The Hayya app then contains a whole list of analysis and localization tools in comparison, but that is not surprising in an app that is of course supposed to implement commercial functionality. Google trackers can be found in a large number of apps nowadays, and the appearance of a Facebook tracker does not surprise anyone here either. What these trackers can and should do is well known by now. The Dynatrace module also implements analysis options, but they also play a role in terms of security. The Huawei kit has already been mentioned and also serves the aforementioned purposes. The Urbanairship tracker is a bit rarer, but also not uncommon. It also serves various analysis purposes, among other things.
Overall, the Ehteraz app naturally looks tidier for obvious reasons, but the Hayya app also does not appear to be more conspicuous than average here purely based on the observation of the included trackers and the app’s intended goal.
The two apps also differ fundamentally in this area: If you only look at the unencrypted HTTP communication of both apps, for example, you will see exactly one IP the Ehteraz app is communicating with and transferred data that does not necessarily appear critical. The Hayya app, on the other hand, communicates to dozens of IPs with a lot of transmitted data and user information in the same test. For comparison: In the test report for both apps, the part about unencrypted connections of the Ehteraz app fills exactly two lines – an IP addressed twice, thereby transmitted, the current date. The same section for the Hayya app occupies 64 pages. However, it is only fair to note that most of the communication takes place with Google servers. An activity of the Huawei and Facebook trackers could not be detected here.
Overall, the Ehteraz app performs much better than the Hayya app in the Android App Privacy analysis. It has relatively manageable permissions and therefore also a limited potential feature set. The fact that Huawei’s analysis kit is included does not seem absolutely necessary here, but excessive data collection cannot be directly assumed because of that. The dynamic analysis of the communication does not show any indications in this regard and the app behaves inconspicuously.
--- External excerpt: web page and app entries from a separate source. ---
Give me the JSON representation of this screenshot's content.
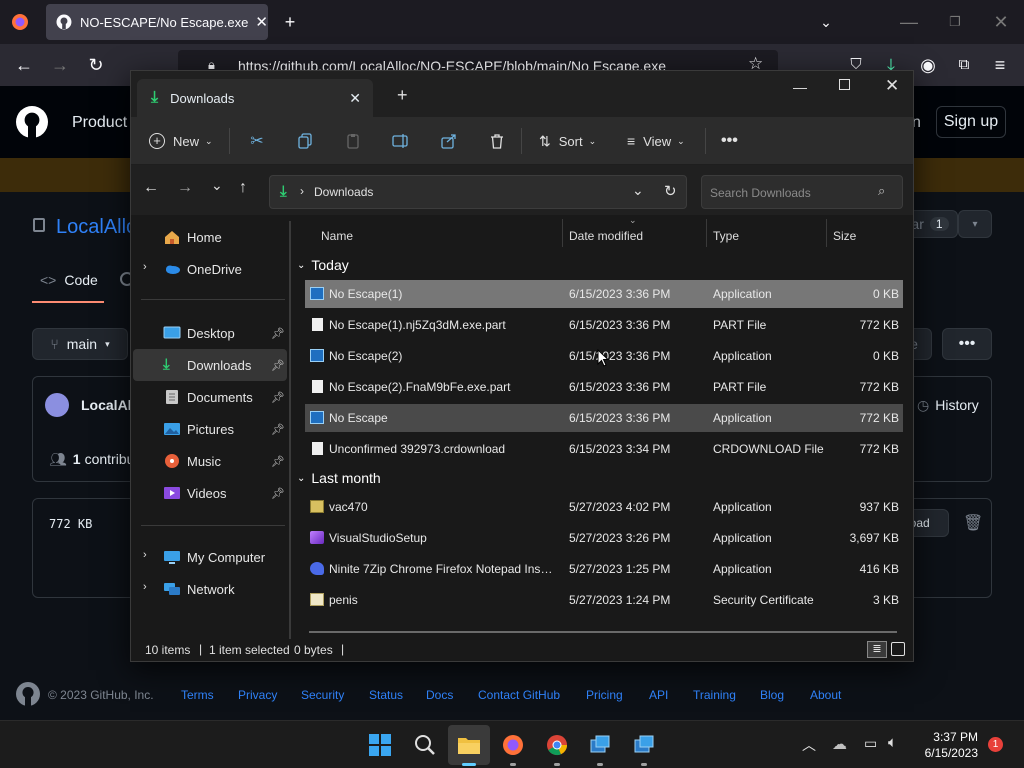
{
  "browser": {
    "tab_title": "NO-ESCAPE/No Escape.exe at",
    "url": "https://github.com/LocalAlloc/NO-ESCAPE/blob/main/No Escape.exe"
  },
  "github": {
    "product_label": "Product",
    "sign_in_partial": "n",
    "sign_up": "Sign up",
    "repo_owner_partial": "LocalAllo",
    "star_partial": "ar",
    "star_count": "1",
    "code_tab": "Code",
    "branch": "main",
    "commit_author_partial": "LocalAll",
    "history": "History",
    "contributors_count": "1",
    "contributors_partial": "contribu",
    "file_size": "772 KB",
    "download_partial": "nload",
    "partial_e": "e",
    "footer": {
      "copyright": "© 2023 GitHub, Inc.",
      "links": [
        "Terms",
        "Privacy",
        "Security",
        "Status",
        "Docs",
        "Contact GitHub",
        "Pricing",
        "API",
        "Training",
        "Blog",
        "About"
      ]
    }
  },
  "explorer": {
    "tab_title": "Downloads",
    "toolbar": {
      "new": "New",
      "sort": "Sort",
      "view": "View"
    },
    "breadcrumb": "Downloads",
    "search_placeholder": "Search Downloads",
    "nav": {
      "home": "Home",
      "onedrive": "OneDrive",
      "desktop": "Desktop",
      "downloads": "Downloads",
      "documents": "Documents",
      "pictures": "Pictures",
      "music": "Music",
      "videos": "Videos",
      "my_computer": "My Computer",
      "network": "Network"
    },
    "columns": {
      "name": "Name",
      "date": "Date modified",
      "type": "Type",
      "size": "Size"
    },
    "groups": {
      "today": "Today",
      "last_month": "Last month"
    },
    "files": [
      {
        "name": "No Escape(1)",
        "date": "6/15/2023 3:36 PM",
        "type": "Application",
        "size": "0 KB",
        "icon": "app-icon"
      },
      {
        "name": "No Escape(1).nj5Zq3dM.exe.part",
        "date": "6/15/2023 3:36 PM",
        "type": "PART File",
        "size": "772 KB",
        "icon": "file-icon"
      },
      {
        "name": "No Escape(2)",
        "date": "6/15/2023 3:36 PM",
        "type": "Application",
        "size": "0 KB",
        "icon": "app-icon"
      },
      {
        "name": "No Escape(2).FnaM9bFe.exe.part",
        "date": "6/15/2023 3:36 PM",
        "type": "PART File",
        "size": "772 KB",
        "icon": "file-icon"
      },
      {
        "name": "No Escape",
        "date": "6/15/2023 3:36 PM",
        "type": "Application",
        "size": "772 KB",
        "icon": "app-icon"
      },
      {
        "name": "Unconfirmed 392973.crdownload",
        "date": "6/15/2023 3:34 PM",
        "type": "CRDOWNLOAD File",
        "size": "772 KB",
        "icon": "file-icon"
      },
      {
        "name": "vac470",
        "date": "5/27/2023 4:02 PM",
        "type": "Application",
        "size": "937 KB",
        "icon": "installer-icon"
      },
      {
        "name": "VisualStudioSetup",
        "date": "5/27/2023 3:26 PM",
        "type": "Application",
        "size": "3,697 KB",
        "icon": "visual-studio-icon"
      },
      {
        "name": "Ninite 7Zip Chrome Firefox Notepad Inst...",
        "date": "5/27/2023 1:25 PM",
        "type": "Application",
        "size": "416 KB",
        "icon": "ninite-icon"
      },
      {
        "name": "penis",
        "date": "5/27/2023 1:24 PM",
        "type": "Security Certificate",
        "size": "3 KB",
        "icon": "certificate-icon"
      }
    ],
    "status": {
      "items": "10 items",
      "selected": "1 item selected",
      "bytes": "0 bytes"
    }
  },
  "taskbar": {
    "time": "3:37 PM",
    "date": "6/15/2023",
    "notification_count": "1"
  }
}
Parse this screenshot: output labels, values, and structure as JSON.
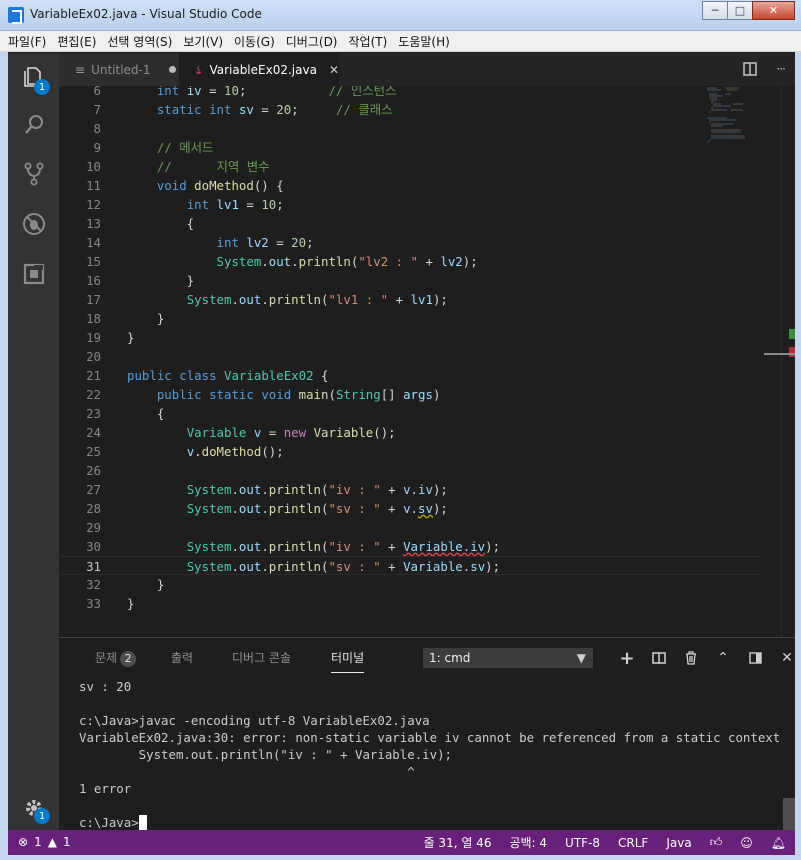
{
  "window": {
    "title": "VariableEx02.java - Visual Studio Code",
    "buttons": [
      "─",
      "□",
      "✕"
    ]
  },
  "menu": [
    "파일(F)",
    "편집(E)",
    "선택 영역(S)",
    "보기(V)",
    "이동(G)",
    "디버그(D)",
    "작업(T)",
    "도움말(H)"
  ],
  "activity": {
    "explorer_badge": "1",
    "settings_badge": "1"
  },
  "tabs": [
    {
      "label": "Untitled-1",
      "icon": "file-lines-icon"
    },
    {
      "label": "VariableEx02.java",
      "icon": "java-icon"
    }
  ],
  "editor": {
    "current_line": 31,
    "lines": [
      {
        "n": "6",
        "html": "    <span class='kw'>int</span> <span class='vr'>iv</span> = <span class='nm'>10</span>;           <span class='cm'>// 인스턴스</span>"
      },
      {
        "n": "7",
        "html": "    <span class='kw'>static</span> <span class='kw'>int</span> <span class='vr'>sv</span> = <span class='nm'>20</span>;     <span class='cm'>// 클래스</span>"
      },
      {
        "n": "8",
        "html": ""
      },
      {
        "n": "9",
        "html": "    <span class='cm'>// 메서드</span>"
      },
      {
        "n": "10",
        "html": "    <span class='cm'>//      지역 변수</span>"
      },
      {
        "n": "11",
        "html": "    <span class='kw'>void</span> <span class='fn'>doMethod</span>() {"
      },
      {
        "n": "12",
        "html": "        <span class='kw'>int</span> <span class='vr'>lv1</span> = <span class='nm'>10</span>;"
      },
      {
        "n": "13",
        "html": "        {"
      },
      {
        "n": "14",
        "html": "            <span class='kw'>int</span> <span class='vr'>lv2</span> = <span class='nm'>20</span>;"
      },
      {
        "n": "15",
        "html": "            <span class='ty'>System</span>.<span class='vr'>out</span>.<span class='fn'>println</span>(<span class='st'>\"lv2 : \"</span> + <span class='vr'>lv2</span>);"
      },
      {
        "n": "16",
        "html": "        }"
      },
      {
        "n": "17",
        "html": "        <span class='ty'>System</span>.<span class='vr'>out</span>.<span class='fn'>println</span>(<span class='st'>\"lv1 : \"</span> + <span class='vr'>lv1</span>);"
      },
      {
        "n": "18",
        "html": "    }"
      },
      {
        "n": "19",
        "html": "}"
      },
      {
        "n": "20",
        "html": ""
      },
      {
        "n": "21",
        "html": "<span class='kw'>public</span> <span class='kw'>class</span> <span class='ty'>VariableEx02</span> {"
      },
      {
        "n": "22",
        "html": "    <span class='kw'>public</span> <span class='kw'>static</span> <span class='kw'>void</span> <span class='fn'>main</span>(<span class='ty'>String</span>[] <span class='vr'>args</span>)"
      },
      {
        "n": "23",
        "html": "    {"
      },
      {
        "n": "24",
        "html": "        <span class='ty'>Variable</span> <span class='vr'>v</span> = <span class='ct'>new</span> <span class='fn'>Variable</span>();"
      },
      {
        "n": "25",
        "html": "        <span class='vr'>v</span>.<span class='fn'>doMethod</span>();"
      },
      {
        "n": "26",
        "html": ""
      },
      {
        "n": "27",
        "html": "        <span class='ty'>System</span>.<span class='vr'>out</span>.<span class='fn'>println</span>(<span class='st'>\"iv : \"</span> + <span class='vr'>v</span>.<span class='vr'>iv</span>);"
      },
      {
        "n": "28",
        "html": "        <span class='ty'>System</span>.<span class='vr'>out</span>.<span class='fn'>println</span>(<span class='st'>\"sv : \"</span> + <span class='vr'>v</span>.<span class='vr sqg'>sv</span>);"
      },
      {
        "n": "29",
        "html": ""
      },
      {
        "n": "30",
        "html": "        <span class='ty'>System</span>.<span class='vr'>out</span>.<span class='fn'>println</span>(<span class='st'>\"iv : \"</span> + <span class='vr sq'>Variable.iv</span>);"
      },
      {
        "n": "31",
        "html": "        <span class='ty'>System</span>.<span class='vr'>out</span>.<span class='fn'>println</span>(<span class='st'>\"sv : \"</span> + <span class='vr'>Variable</span>.<span class='vr'>sv</span>);"
      },
      {
        "n": "32",
        "html": "    }"
      },
      {
        "n": "33",
        "html": "}"
      }
    ]
  },
  "panel": {
    "tabs": [
      {
        "label": "문제",
        "count": "2"
      },
      {
        "label": "출력"
      },
      {
        "label": "디버그 콘솔"
      },
      {
        "label": "터미널"
      }
    ],
    "terminal_select": "1: cmd",
    "terminal_lines": [
      "sv : 20",
      "",
      "c:\\Java>javac -encoding utf-8 VariableEx02.java",
      "VariableEx02.java:30: error: non-static variable iv cannot be referenced from a static context",
      "        System.out.println(\"iv : \" + Variable.iv);",
      "                                            ^",
      "1 error",
      ""
    ],
    "prompt": "c:\\Java>"
  },
  "status": {
    "errors": "1",
    "warnings": "1",
    "position": "줄 31, 열 46",
    "spaces": "공백: 4",
    "encoding": "UTF-8",
    "eol": "CRLF",
    "language": "Java",
    "accent": "#68217a"
  }
}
However, it has to be noted that the application could only be tested to a limited extent, since the full functionality is only available in the Qatari mobile network. Only a full code analysis would help here, but is not trivial with an app size of over 60MB.
The Hayya app then looks like a typical commercial app in comparison, as you can find thousands of them in the Playstore. It also does not differ much from other “sales apps” in terms of functionality and the obviously collected data. In principle, it would not be any more conspicuous than any other app from this category. Normally, however, the user has the choice whether to use these apps or not – with the Hayya app, he does not have this choice. In addition, it is still questionable whether the collected data is used exclusively for advertising purposes.